Errors in software designs and requirements are the primary cause of problems in software products. Both software requirements and design are crucial, and both should be thoroughly examined. Software requirements are generally seen as an essential component of the SDLC.
These specifications outline the functionalities and features of the target product while also communicating what users should anticipate from software products.
As a result, it is imperative that testers and developers fully comprehend software requirements. Otherwise, there is a chance that a problem or defect will arise during the development process. It is crucial to assess and evaluate needs more appropriately and correctly.
Follow-Up Read: How Impact Analysis in Testing improves Release Cycles
2. Defect Review and Inspection
Both review and inspection are crucial and necessary components of software development. They are regarded as potent instruments that may be used to spot and eliminate flaws if they are there before they happen and affect production.
To satisfy various needs, code review and inspection are available in various levels or phases of fault prevention. They are utilized in all techniques for software development and upkeep. Self-review and peer review are the two different kinds of reviews.
3. Defect Analysis
Once defects have been found, identified, and corrected, step back and consider the big picture.
Defect analysis considers information on particular defects, defect priorities, product problems, history of defect resolution, developers involved, and other factors.
- It is crucial to ensure that identical mistakes don’t occur again in future projects.
- Gather information on critical errors and the necessary corrective action, then communicate it with the appropriate teams.
- Defect analysis is supported by the QA process, which nearly always results in a better-functioning team.
Implementing analysis as a required component of defect management could shape future development procedures to prevent errors from occurring in the first place or aid in improving resolution techniques.
4. Defect Logging and Documentation

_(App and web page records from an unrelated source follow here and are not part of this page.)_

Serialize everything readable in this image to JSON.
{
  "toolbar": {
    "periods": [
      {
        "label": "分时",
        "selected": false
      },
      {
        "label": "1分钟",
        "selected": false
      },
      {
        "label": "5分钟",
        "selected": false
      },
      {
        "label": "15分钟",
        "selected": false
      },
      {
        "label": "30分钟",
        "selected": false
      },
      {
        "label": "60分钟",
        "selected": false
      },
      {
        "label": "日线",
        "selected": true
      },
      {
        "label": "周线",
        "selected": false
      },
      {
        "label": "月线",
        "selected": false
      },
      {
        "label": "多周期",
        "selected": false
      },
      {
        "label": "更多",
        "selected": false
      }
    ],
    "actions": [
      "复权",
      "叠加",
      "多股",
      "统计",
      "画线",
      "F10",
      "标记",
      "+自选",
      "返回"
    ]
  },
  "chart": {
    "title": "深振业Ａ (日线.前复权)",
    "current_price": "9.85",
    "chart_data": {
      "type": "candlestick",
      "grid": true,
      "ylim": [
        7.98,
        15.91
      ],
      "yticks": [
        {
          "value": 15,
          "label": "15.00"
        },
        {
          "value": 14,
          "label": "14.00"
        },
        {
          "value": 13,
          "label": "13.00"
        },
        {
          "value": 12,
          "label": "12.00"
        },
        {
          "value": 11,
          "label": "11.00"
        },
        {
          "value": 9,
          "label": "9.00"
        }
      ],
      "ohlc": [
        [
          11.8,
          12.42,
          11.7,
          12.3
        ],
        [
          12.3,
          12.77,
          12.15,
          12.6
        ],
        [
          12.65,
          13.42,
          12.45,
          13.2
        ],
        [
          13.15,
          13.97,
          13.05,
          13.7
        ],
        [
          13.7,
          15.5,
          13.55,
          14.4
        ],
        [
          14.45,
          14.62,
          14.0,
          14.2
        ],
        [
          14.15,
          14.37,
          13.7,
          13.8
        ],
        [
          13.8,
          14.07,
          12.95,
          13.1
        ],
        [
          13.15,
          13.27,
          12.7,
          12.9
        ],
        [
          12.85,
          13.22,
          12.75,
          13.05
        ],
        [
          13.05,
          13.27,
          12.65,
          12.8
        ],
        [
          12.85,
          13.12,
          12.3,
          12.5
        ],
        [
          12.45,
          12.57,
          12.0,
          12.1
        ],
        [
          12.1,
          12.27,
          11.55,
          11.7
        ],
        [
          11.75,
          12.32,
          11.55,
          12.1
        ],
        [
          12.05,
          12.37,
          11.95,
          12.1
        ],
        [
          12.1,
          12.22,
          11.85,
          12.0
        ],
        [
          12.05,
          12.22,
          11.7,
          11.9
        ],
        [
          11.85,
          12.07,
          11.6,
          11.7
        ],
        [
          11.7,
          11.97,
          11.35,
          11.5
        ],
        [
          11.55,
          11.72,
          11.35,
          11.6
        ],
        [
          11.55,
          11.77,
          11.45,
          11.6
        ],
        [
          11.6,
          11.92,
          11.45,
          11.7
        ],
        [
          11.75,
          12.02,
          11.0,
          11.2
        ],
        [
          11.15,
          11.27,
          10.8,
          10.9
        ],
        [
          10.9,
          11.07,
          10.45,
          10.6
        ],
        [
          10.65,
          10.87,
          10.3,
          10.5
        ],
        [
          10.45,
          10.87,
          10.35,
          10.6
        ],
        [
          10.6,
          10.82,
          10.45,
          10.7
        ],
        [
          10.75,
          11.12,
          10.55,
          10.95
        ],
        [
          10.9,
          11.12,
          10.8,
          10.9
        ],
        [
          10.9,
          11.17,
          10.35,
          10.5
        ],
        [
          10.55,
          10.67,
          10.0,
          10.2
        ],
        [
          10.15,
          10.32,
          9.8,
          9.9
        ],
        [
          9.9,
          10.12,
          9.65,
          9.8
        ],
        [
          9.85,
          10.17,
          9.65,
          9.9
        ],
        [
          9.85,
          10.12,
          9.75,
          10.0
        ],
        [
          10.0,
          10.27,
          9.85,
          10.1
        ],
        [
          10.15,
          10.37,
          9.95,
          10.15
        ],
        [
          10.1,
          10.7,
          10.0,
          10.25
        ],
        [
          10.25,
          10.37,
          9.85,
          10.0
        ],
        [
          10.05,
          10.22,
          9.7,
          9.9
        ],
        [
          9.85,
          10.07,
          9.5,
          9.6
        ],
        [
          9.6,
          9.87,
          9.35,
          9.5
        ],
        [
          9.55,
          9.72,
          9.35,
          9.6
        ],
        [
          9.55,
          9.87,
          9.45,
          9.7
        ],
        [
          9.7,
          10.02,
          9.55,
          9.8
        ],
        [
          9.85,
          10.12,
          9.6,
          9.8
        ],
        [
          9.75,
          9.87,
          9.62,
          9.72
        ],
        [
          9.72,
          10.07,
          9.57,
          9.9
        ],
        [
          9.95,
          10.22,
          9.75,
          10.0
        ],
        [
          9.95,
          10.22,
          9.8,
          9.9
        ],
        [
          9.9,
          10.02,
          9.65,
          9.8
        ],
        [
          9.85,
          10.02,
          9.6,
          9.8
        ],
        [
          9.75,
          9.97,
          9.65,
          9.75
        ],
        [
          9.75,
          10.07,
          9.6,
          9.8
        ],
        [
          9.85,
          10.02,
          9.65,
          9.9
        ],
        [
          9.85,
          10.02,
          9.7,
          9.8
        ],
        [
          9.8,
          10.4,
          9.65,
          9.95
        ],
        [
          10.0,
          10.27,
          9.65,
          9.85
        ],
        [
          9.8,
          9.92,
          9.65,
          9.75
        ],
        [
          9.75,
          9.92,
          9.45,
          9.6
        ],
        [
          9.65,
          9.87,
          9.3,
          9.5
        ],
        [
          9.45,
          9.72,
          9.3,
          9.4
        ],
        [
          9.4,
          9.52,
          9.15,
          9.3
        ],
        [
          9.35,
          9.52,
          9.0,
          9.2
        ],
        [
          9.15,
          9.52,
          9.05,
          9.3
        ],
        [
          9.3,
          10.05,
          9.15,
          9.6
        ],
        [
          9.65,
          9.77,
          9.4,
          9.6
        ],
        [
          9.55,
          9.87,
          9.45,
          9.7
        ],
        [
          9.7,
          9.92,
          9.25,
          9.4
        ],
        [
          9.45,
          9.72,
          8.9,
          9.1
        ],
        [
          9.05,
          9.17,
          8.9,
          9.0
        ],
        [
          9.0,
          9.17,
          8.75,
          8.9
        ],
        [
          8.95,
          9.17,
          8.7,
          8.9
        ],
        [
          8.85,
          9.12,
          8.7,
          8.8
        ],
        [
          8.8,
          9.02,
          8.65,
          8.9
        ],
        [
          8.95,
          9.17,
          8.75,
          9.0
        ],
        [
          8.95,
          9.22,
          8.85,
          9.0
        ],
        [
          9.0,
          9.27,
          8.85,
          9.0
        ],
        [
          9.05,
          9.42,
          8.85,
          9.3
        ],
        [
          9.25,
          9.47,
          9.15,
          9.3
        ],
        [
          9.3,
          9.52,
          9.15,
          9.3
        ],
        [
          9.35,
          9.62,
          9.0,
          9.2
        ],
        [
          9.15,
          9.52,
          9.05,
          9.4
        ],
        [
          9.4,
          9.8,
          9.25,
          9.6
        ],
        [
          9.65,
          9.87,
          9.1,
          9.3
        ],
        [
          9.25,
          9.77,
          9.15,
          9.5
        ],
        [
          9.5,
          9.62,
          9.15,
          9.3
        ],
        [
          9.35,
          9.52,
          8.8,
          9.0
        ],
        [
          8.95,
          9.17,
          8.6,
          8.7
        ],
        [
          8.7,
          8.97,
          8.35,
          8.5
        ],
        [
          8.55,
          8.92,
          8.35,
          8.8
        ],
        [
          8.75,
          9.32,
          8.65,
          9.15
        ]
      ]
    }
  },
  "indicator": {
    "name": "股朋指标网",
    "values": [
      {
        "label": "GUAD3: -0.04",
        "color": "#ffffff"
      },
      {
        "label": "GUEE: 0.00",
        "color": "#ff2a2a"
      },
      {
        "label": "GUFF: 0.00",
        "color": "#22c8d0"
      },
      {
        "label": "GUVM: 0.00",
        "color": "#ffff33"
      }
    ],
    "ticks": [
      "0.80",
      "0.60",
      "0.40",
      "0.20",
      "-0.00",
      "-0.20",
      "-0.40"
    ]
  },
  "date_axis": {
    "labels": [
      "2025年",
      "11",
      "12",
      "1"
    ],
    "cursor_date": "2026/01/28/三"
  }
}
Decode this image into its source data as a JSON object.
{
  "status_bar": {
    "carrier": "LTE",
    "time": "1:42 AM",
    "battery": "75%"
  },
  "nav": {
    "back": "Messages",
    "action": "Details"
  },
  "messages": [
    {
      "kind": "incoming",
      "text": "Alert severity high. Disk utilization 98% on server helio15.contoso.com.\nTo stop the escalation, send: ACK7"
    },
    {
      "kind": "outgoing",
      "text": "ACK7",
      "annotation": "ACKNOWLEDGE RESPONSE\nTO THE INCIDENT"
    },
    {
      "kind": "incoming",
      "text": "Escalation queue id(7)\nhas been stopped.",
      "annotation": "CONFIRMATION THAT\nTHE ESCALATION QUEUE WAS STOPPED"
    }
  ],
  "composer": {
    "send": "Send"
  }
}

After a thorough examination and evaluation, records about flaws should be kept to describe each one simply. This record can also be utilized to understand flaws better. One can only take the necessary and effective steps to address a specific defect if they have gained knowledge and comprehension of it, preventing it from progressing to the next stage.
With testing being a crucial element for software development, you need access to a seamless and robust testing platform to ensure that the errors are rightly reflected.
Moreover, with many devices and browsers floating in the market, testing needs to be speedy, precise and efficient.
The entire software development process should adhere to the defect management approach, not just specific testing or development activities. If a defect is identified during the testing phase, the question of what will happen to the other defects still present in the system and could eventually lead to system failure can be posed.
Therefore, all processes, including inspection, the static testing, review process, etc., need to be strengthened. Everyone working on the project needs to take the process seriously and help where needed. Also, ensure that it is under the purview of both manual testing and automation testing on real devices.